→ What to do
Lift out all lines below that contain "Gastvorträge".

● ● ●

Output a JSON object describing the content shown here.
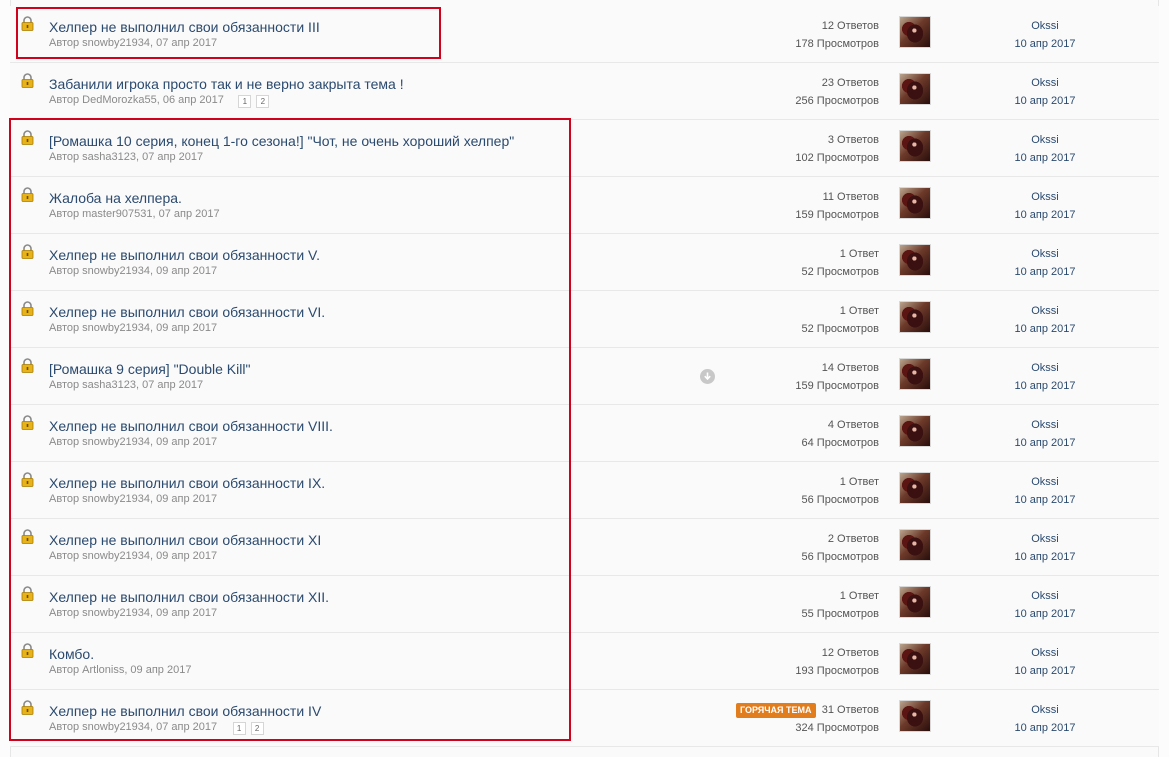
{
  "topics": [
    {
      "title": "Хелпер не выполнил свои обязанности III",
      "author_line": "Автор snowby21934, 07 апр 2017",
      "replies": "12 Ответов",
      "views": "178 Просмотров",
      "last_user": "Okssi",
      "last_date": "10 апр 2017",
      "pages": []
    },
    {
      "title": "Забанили игрока просто так и не верно закрыта тема !",
      "author_line": "Автор DedMorozka55, 06 апр 2017",
      "replies": "23 Ответов",
      "views": "256 Просмотров",
      "last_user": "Okssi",
      "last_date": "10 апр 2017",
      "pages": [
        "1",
        "2"
      ]
    },
    {
      "title": "[Ромашка 10 серия, конец 1-го сезона!] \"Чот, не очень хороший хелпер\"",
      "author_line": "Автор sasha3123, 07 апр 2017",
      "replies": "3 Ответов",
      "views": "102 Просмотров",
      "last_user": "Okssi",
      "last_date": "10 апр 2017",
      "pages": []
    },
    {
      "title": "Жалоба на хелпера.",
      "author_line": "Автор master907531, 07 апр 2017",
      "replies": "11 Ответов",
      "views": "159 Просмотров",
      "last_user": "Okssi",
      "last_date": "10 апр 2017",
      "pages": []
    },
    {
      "title": "Хелпер не выполнил свои обязанности V.",
      "author_line": "Автор snowby21934, 09 апр 2017",
      "replies": "1 Ответ",
      "views": "52 Просмотров",
      "last_user": "Okssi",
      "last_date": "10 апр 2017",
      "pages": []
    },
    {
      "title": "Хелпер не выполнил свои обязанности VI.",
      "author_line": "Автор snowby21934, 09 апр 2017",
      "replies": "1 Ответ",
      "views": "52 Просмотров",
      "last_user": "Okssi",
      "last_date": "10 апр 2017",
      "pages": []
    },
    {
      "title": "[Ромашка 9 серия] \"Double Kill\"",
      "author_line": "Автор sasha3123, 07 апр 2017",
      "replies": "14 Ответов",
      "views": "159 Просмотров",
      "last_user": "Okssi",
      "last_date": "10 апр 2017",
      "pages": [],
      "download_icon": true
    },
    {
      "title": "Хелпер не выполнил свои обязанности VIII.",
      "author_line": "Автор snowby21934, 09 апр 2017",
      "replies": "4 Ответов",
      "views": "64 Просмотров",
      "last_user": "Okssi",
      "last_date": "10 апр 2017",
      "pages": []
    },
    {
      "title": "Хелпер не выполнил свои обязанности IX.",
      "author_line": "Автор snowby21934, 09 апр 2017",
      "replies": "1 Ответ",
      "views": "56 Просмотров",
      "last_user": "Okssi",
      "last_date": "10 апр 2017",
      "pages": []
    },
    {
      "title": "Хелпер не выполнил свои обязанности XI",
      "author_line": "Автор snowby21934, 09 апр 2017",
      "replies": "2 Ответов",
      "views": "56 Просмотров",
      "last_user": "Okssi",
      "last_date": "10 апр 2017",
      "pages": []
    },
    {
      "title": "Хелпер не выполнил свои обязанности XII.",
      "author_line": "Автор snowby21934, 09 апр 2017",
      "replies": "1 Ответ",
      "views": "55 Просмотров",
      "last_user": "Okssi",
      "last_date": "10 апр 2017",
      "pages": []
    },
    {
      "title": "Комбо.",
      "author_line": "Автор Artloniss, 09 апр 2017",
      "replies": "12 Ответов",
      "views": "193 Просмотров",
      "last_user": "Okssi",
      "last_date": "10 апр 2017",
      "pages": []
    },
    {
      "title": "Хелпер не выполнил свои обязанности IV",
      "author_line": "Автор snowby21934, 07 апр 2017",
      "replies": "31 Ответов",
      "views": "324 Просмотров",
      "last_user": "Okssi",
      "last_date": "10 апр 2017",
      "pages": [
        "1",
        "2"
      ],
      "badge": "ГОРЯЧАЯ ТЕМА"
    }
  ],
  "colors": {
    "title_link": "#2b4a6f",
    "meta_text": "#8a8a8a",
    "hot_badge": "#e27d1e",
    "highlight_box": "#d0021b",
    "lock_icon": "#e0a800"
  },
  "icons": {
    "lock": "lock-icon",
    "download": "download-circle-icon"
  }
}
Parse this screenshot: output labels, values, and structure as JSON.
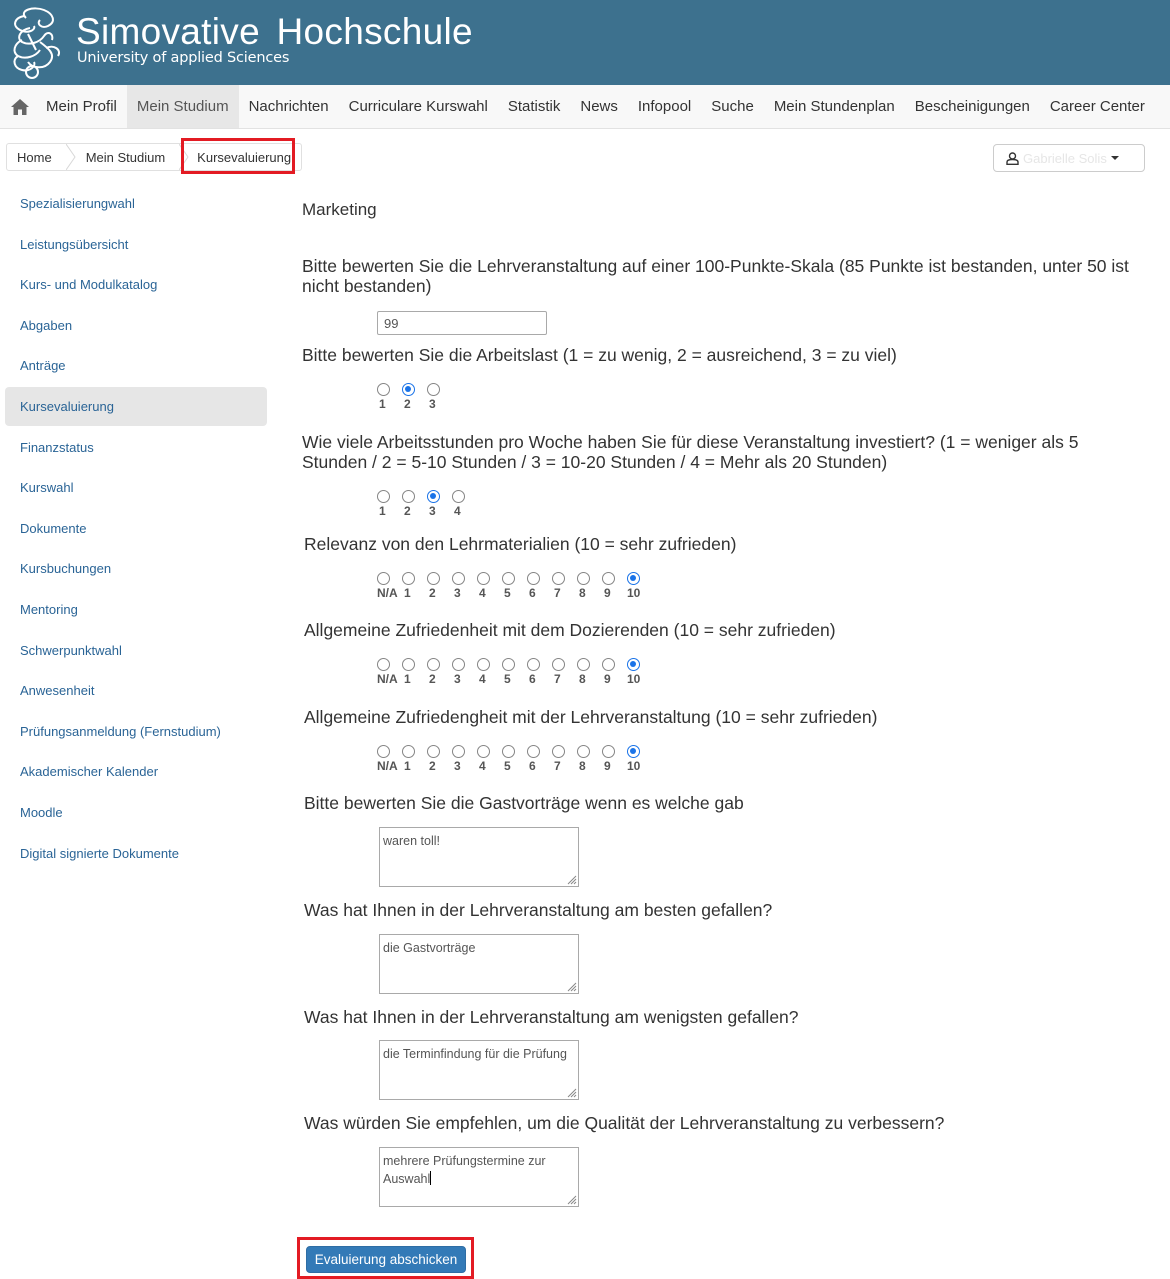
{
  "header": {
    "title": "Simovative  Hochschule",
    "subtitle": "University of applied Sciences",
    "logo_icon": "ornamental-s-logo"
  },
  "nav": {
    "home_icon": "home-icon",
    "items": [
      {
        "label": "Mein Profil",
        "active": false
      },
      {
        "label": "Mein Studium",
        "active": true
      },
      {
        "label": "Nachrichten",
        "active": false
      },
      {
        "label": "Curriculare Kurswahl",
        "active": false
      },
      {
        "label": "Statistik",
        "active": false
      },
      {
        "label": "News",
        "active": false
      },
      {
        "label": "Infopool",
        "active": false
      },
      {
        "label": "Suche",
        "active": false
      },
      {
        "label": "Mein Stundenplan",
        "active": false
      },
      {
        "label": "Bescheinigungen",
        "active": false
      },
      {
        "label": "Career Center",
        "active": false
      }
    ]
  },
  "breadcrumb": {
    "items": [
      "Home",
      "Mein Studium",
      "Kursevaluierung"
    ]
  },
  "user": {
    "name": "Gabrielle Solis",
    "icon": "user-icon"
  },
  "sidebar": {
    "items": [
      {
        "label": "Spezialisierungwahl",
        "active": false
      },
      {
        "label": "Leistungsübersicht",
        "active": false
      },
      {
        "label": "Kurs- und Modulkatalog",
        "active": false
      },
      {
        "label": "Abgaben",
        "active": false
      },
      {
        "label": "Anträge",
        "active": false
      },
      {
        "label": "Kursevaluierung",
        "active": true
      },
      {
        "label": "Finanzstatus",
        "active": false
      },
      {
        "label": "Kurswahl",
        "active": false
      },
      {
        "label": "Dokumente",
        "active": false
      },
      {
        "label": "Kursbuchungen",
        "active": false
      },
      {
        "label": "Mentoring",
        "active": false
      },
      {
        "label": "Schwerpunktwahl",
        "active": false
      },
      {
        "label": "Anwesenheit",
        "active": false
      },
      {
        "label": "Prüfungsanmeldung (Fernstudium)",
        "active": false
      },
      {
        "label": "Akademischer Kalender",
        "active": false
      },
      {
        "label": "Moodle",
        "active": false
      },
      {
        "label": "Digital signierte Dokumente",
        "active": false
      }
    ]
  },
  "form": {
    "course": "Marketing",
    "q1": {
      "label": "Bitte bewerten Sie die Lehrveranstaltung auf einer 100-Punkte-Skala (85 Punkte ist bestanden, unter 50 ist nicht bestanden)",
      "value": "99"
    },
    "q2": {
      "label": "Bitte bewerten Sie die Arbeitslast (1 = zu wenig, 2 = ausreichend, 3 = zu viel)",
      "options": [
        "1",
        "2",
        "3"
      ],
      "selected": "2"
    },
    "q3": {
      "label": "Wie viele Arbeitsstunden pro Woche haben Sie für diese Veranstaltung investiert? (1 = weniger als 5 Stunden / 2 = 5-10 Stunden / 3 = 10-20 Stunden / 4 = Mehr als 20 Stunden)",
      "options": [
        "1",
        "2",
        "3",
        "4"
      ],
      "selected": "3"
    },
    "q4": {
      "label": "Relevanz von den Lehrmaterialien (10 = sehr zufrieden)",
      "options": [
        "N/A",
        "1",
        "2",
        "3",
        "4",
        "5",
        "6",
        "7",
        "8",
        "9",
        "10"
      ],
      "selected": "10"
    },
    "q5": {
      "label": "Allgemeine Zufriedenheit mit dem Dozierenden (10 = sehr zufrieden)",
      "options": [
        "N/A",
        "1",
        "2",
        "3",
        "4",
        "5",
        "6",
        "7",
        "8",
        "9",
        "10"
      ],
      "selected": "10"
    },
    "q6": {
      "label": "Allgemeine Zufriedengheit mit der Lehrveranstaltung (10 = sehr zufrieden)",
      "options": [
        "N/A",
        "1",
        "2",
        "3",
        "4",
        "5",
        "6",
        "7",
        "8",
        "9",
        "10"
      ],
      "selected": "10"
    },
    "q7": {
      "label": "Bitte bewerten Sie die Gastvorträge wenn es welche gab",
      "value": "waren toll!"
    },
    "q8": {
      "label": "Was hat Ihnen in der Lehrveranstaltung am besten gefallen?",
      "value": "die Gastvorträge"
    },
    "q9": {
      "label": "Was hat Ihnen in der Lehrveranstaltung am wenigsten gefallen?",
      "value": "die Terminfindung für die Prüfung"
    },
    "q10": {
      "label": "Was würden Sie empfehlen, um die Qualität der Lehrveranstaltung zu verbessern?",
      "value": "mehrere Prüfungstermine zur Auswahl"
    },
    "submit_label": "Evaluierung abschicken"
  },
  "colors": {
    "banner": "#3d718e",
    "link": "#2a6496",
    "radio_checked": "#1a73e8",
    "button": "#337ab7",
    "highlight": "#e31b23"
  }
}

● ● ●

→ Problem solution
      "label": "Bitte bewerten Sie die Gastvorträge wenn es welche gab",
      "value": "die Gastvorträge"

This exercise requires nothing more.